### Stored dataset items
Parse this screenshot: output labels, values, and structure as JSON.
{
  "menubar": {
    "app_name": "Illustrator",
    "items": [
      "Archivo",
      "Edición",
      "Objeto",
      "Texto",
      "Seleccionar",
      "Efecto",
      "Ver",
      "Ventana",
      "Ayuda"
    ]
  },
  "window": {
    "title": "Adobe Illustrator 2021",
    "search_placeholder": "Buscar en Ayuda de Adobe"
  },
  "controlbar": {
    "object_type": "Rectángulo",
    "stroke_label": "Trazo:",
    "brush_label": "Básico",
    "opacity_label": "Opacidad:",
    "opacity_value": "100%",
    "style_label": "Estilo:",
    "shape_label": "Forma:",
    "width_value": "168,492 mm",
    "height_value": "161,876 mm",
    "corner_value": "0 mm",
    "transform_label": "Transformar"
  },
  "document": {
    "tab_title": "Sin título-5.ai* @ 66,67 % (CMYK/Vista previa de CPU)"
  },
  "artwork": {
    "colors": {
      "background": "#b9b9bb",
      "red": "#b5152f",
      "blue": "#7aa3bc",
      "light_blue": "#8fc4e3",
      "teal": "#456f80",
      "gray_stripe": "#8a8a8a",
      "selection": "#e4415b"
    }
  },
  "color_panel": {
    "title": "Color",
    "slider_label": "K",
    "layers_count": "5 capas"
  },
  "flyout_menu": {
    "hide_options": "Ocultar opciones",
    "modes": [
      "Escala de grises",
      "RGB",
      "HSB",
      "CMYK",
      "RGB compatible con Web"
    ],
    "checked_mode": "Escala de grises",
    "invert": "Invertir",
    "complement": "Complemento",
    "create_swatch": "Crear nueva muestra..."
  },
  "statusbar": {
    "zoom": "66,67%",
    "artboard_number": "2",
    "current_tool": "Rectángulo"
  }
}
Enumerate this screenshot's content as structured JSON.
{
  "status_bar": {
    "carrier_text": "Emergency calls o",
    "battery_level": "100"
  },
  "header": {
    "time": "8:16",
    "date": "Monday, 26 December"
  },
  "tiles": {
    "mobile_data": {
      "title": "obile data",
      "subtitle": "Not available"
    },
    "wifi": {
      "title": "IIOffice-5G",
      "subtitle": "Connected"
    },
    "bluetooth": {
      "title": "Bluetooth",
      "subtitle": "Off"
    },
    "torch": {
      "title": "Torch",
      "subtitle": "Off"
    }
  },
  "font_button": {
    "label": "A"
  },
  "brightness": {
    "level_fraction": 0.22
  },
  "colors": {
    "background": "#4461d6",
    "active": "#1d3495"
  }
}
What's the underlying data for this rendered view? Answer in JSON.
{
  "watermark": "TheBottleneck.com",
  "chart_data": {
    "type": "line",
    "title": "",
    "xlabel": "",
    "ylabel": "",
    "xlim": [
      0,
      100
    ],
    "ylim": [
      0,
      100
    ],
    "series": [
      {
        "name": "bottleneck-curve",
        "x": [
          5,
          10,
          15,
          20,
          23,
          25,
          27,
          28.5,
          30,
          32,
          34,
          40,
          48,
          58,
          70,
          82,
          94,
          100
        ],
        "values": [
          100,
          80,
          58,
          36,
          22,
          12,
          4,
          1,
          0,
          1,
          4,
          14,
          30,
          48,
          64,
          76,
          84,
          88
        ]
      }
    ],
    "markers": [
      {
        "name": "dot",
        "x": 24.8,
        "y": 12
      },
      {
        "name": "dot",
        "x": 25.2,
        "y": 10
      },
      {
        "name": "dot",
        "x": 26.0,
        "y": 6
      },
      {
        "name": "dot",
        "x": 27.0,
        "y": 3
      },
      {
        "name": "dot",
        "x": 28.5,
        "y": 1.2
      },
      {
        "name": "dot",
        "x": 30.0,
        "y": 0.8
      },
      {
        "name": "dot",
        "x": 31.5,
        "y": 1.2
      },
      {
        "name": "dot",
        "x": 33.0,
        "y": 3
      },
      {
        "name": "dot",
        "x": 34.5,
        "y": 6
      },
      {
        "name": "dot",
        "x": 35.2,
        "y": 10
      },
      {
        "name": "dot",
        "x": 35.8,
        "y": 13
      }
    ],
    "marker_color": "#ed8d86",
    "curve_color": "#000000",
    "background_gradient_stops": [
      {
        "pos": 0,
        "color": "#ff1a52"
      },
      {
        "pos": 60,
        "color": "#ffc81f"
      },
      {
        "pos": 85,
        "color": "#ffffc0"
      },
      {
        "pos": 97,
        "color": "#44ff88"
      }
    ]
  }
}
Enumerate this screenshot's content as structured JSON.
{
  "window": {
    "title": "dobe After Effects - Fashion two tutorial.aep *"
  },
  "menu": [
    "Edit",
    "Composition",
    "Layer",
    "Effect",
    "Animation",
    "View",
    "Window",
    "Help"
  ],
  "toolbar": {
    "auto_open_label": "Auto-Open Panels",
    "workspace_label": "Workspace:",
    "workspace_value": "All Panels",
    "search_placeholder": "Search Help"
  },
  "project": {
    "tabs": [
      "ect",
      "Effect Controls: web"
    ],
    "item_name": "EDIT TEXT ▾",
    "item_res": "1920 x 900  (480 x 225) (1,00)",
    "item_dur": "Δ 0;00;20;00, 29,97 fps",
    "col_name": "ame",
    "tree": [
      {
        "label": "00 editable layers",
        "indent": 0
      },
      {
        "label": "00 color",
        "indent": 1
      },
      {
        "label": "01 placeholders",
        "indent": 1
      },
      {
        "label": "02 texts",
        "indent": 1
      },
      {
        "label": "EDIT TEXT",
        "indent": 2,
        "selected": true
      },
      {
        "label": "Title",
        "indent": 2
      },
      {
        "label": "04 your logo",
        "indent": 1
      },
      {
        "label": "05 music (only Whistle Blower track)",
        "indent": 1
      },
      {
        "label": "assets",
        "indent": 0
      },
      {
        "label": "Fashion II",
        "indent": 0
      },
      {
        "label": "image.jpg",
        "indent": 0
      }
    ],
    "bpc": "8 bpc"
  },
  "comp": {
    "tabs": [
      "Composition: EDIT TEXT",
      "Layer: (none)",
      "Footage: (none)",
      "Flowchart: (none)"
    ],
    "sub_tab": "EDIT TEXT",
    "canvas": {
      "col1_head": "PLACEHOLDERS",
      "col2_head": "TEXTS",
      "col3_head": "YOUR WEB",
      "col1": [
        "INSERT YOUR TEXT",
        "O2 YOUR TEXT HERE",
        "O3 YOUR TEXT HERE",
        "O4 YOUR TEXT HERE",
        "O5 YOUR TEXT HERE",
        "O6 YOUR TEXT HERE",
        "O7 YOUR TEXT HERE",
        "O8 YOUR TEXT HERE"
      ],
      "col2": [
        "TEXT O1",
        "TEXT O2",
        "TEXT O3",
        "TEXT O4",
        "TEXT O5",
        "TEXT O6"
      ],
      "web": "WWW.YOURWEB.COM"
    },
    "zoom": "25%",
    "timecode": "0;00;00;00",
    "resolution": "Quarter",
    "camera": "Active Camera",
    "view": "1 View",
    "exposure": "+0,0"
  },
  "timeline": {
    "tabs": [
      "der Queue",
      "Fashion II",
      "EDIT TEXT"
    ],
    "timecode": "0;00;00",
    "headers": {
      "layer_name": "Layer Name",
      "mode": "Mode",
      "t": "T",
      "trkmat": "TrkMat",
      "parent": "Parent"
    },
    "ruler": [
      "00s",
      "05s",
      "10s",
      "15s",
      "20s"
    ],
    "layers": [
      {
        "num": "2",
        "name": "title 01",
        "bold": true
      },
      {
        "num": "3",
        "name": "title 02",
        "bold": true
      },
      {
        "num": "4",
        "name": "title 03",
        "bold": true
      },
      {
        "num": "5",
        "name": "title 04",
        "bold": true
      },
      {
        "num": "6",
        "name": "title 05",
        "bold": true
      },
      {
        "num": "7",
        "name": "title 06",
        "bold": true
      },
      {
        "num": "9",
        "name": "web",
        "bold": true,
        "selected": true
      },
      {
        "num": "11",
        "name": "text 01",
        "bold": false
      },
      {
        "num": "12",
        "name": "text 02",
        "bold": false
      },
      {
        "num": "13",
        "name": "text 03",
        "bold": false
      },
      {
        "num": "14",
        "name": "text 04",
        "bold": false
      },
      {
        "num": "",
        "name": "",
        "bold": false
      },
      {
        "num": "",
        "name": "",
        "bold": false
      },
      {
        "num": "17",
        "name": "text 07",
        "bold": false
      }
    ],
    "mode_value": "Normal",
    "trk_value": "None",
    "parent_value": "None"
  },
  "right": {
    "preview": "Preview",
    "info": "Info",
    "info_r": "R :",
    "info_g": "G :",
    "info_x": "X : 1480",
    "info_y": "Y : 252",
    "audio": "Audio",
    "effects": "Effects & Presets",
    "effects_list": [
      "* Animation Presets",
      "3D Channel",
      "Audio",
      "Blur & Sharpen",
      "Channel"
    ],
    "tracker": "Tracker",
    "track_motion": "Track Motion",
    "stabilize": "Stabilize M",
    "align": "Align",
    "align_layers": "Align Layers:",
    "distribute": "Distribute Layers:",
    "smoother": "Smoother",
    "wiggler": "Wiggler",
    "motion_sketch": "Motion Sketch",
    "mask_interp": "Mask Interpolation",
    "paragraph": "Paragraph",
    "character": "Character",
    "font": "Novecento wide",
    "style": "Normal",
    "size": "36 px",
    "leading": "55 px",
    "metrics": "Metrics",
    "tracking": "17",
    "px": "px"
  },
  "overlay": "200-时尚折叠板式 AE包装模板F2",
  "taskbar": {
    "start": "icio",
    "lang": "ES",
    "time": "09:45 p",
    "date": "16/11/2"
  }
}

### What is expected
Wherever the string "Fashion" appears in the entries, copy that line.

### Answer box
    "title": "dobe After Effects - Fashion two tutorial.aep *"
        "label": "Fashion II",
      "Fashion II",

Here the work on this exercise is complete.